Robert Powers said...

Thank you for posting this. I haven't had the heart to post anything myself... or maybe I just can't believe this is actually happening. What a catastrophe.

Amy in StL said...

My mom tells a story about going on a date aboard the Admiral and discovering when she got there that her new dress almost exactly matched the wallpaper behind her.

I think part of the problem was finding someplace for someone to put the Admiral. I honestly thought it would eventually end up by Concreteland in North City.

Anonymous said...

I went to Horace Mann Elementary School from 1965-1973 (K-8), later graduating from Roosevelt High School in 1977, and took dance lessons all those years just across the street (from Mann) at Miss Hadley's Dance Studio. Our dance recitals in those later years were on The Admiral, which was such a wonder-filled experience - it was magical.

I grew up in a real community and have fond memories of such a wonderful, steadfast, architecturally rich and true immigrant city. Reading of the lack of appreciation and respect for the history of St. Louis buildings and communities saddens me, and current and future generations are truly missing out. Keep fighting to keep the foundations and keep telling their stories - our stories.

Anonymous said...

We were talking about the admiral at work and telling stories about the times we used to go on her. It was glamorous. People wanted to look nice and enjoy themselves. I danced on the admiral with a dance troop in the afternoon's. My biggest memory of how impressed I was as a child was the bathrooms. It was like in the movies.
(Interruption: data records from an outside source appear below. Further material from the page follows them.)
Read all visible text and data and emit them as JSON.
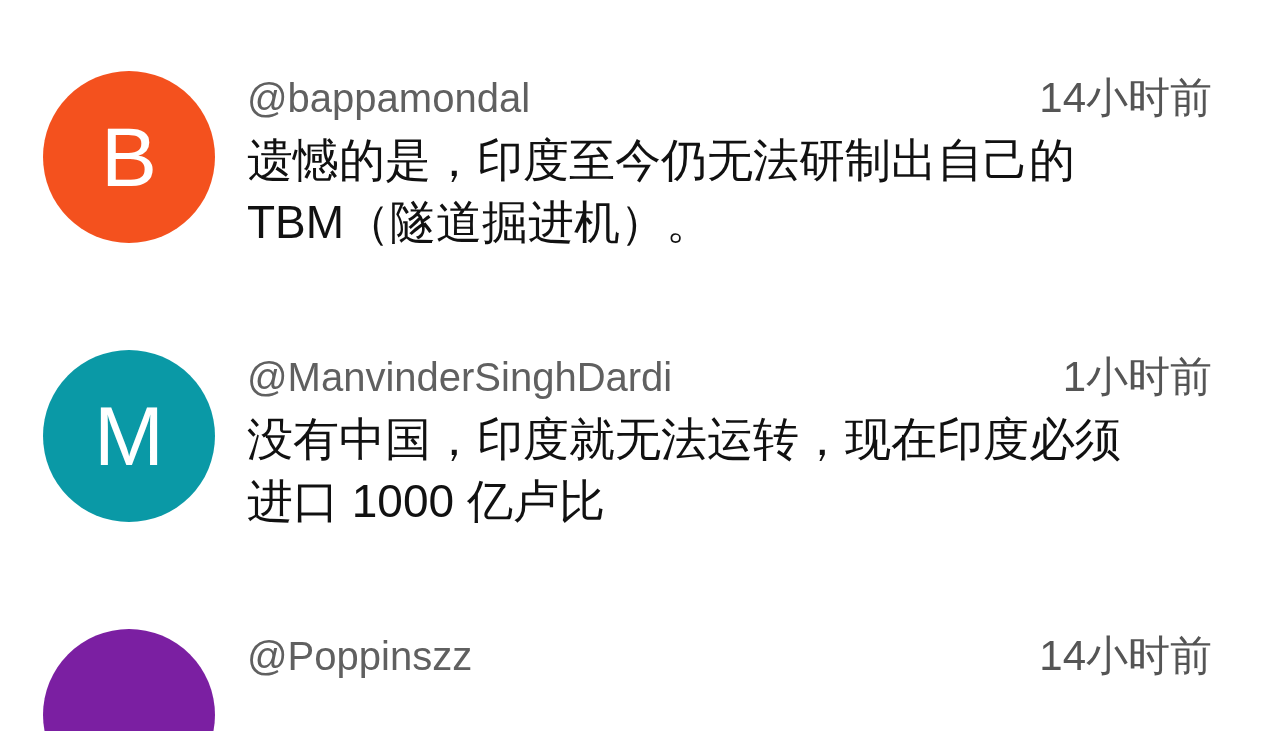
{
  "comments": [
    {
      "avatar": {
        "letter": "B",
        "color": "#f4511e"
      },
      "author": "@bappamondal",
      "time": "14小时前",
      "text": "遗憾的是，印度至今仍无法研制出自己的TBM（隧道掘进机）。"
    },
    {
      "avatar": {
        "letter": "M",
        "color": "#0a99a6"
      },
      "author": "@ManvinderSinghDardi",
      "time": "1小时前",
      "text": "没有中国，印度就无法运转，现在印度必须进口 1000 亿卢比"
    },
    {
      "avatar": {
        "color": "#7b1fa2"
      },
      "author": "@Poppinszz",
      "time": "14小时前"
    }
  ]
}
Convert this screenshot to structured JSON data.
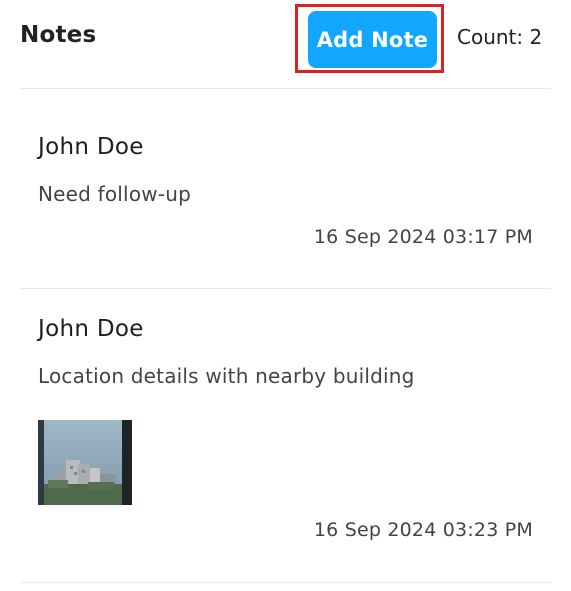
{
  "header": {
    "title": "Notes",
    "add_button_label": "Add Note",
    "count_label": "Count: 2",
    "highlight_color": "#e02020",
    "button_color": "#12a6ff"
  },
  "notes": [
    {
      "author": "John Doe",
      "text": "Need follow-up",
      "date": "16 Sep 2024 03:17 PM",
      "has_image": false
    },
    {
      "author": "John Doe",
      "text": "Location details with nearby building",
      "date": "16 Sep 2024 03:23 PM",
      "has_image": true,
      "image_icon": "photo-thumbnail"
    }
  ]
}
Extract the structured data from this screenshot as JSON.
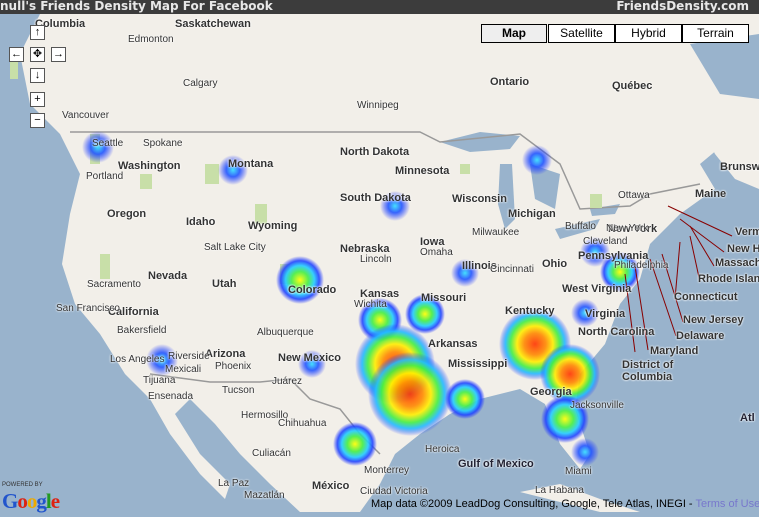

Down stairs there were all different machines for kids to play. Something for everyone. Sorry the young people won't be able to have the wonderful memories.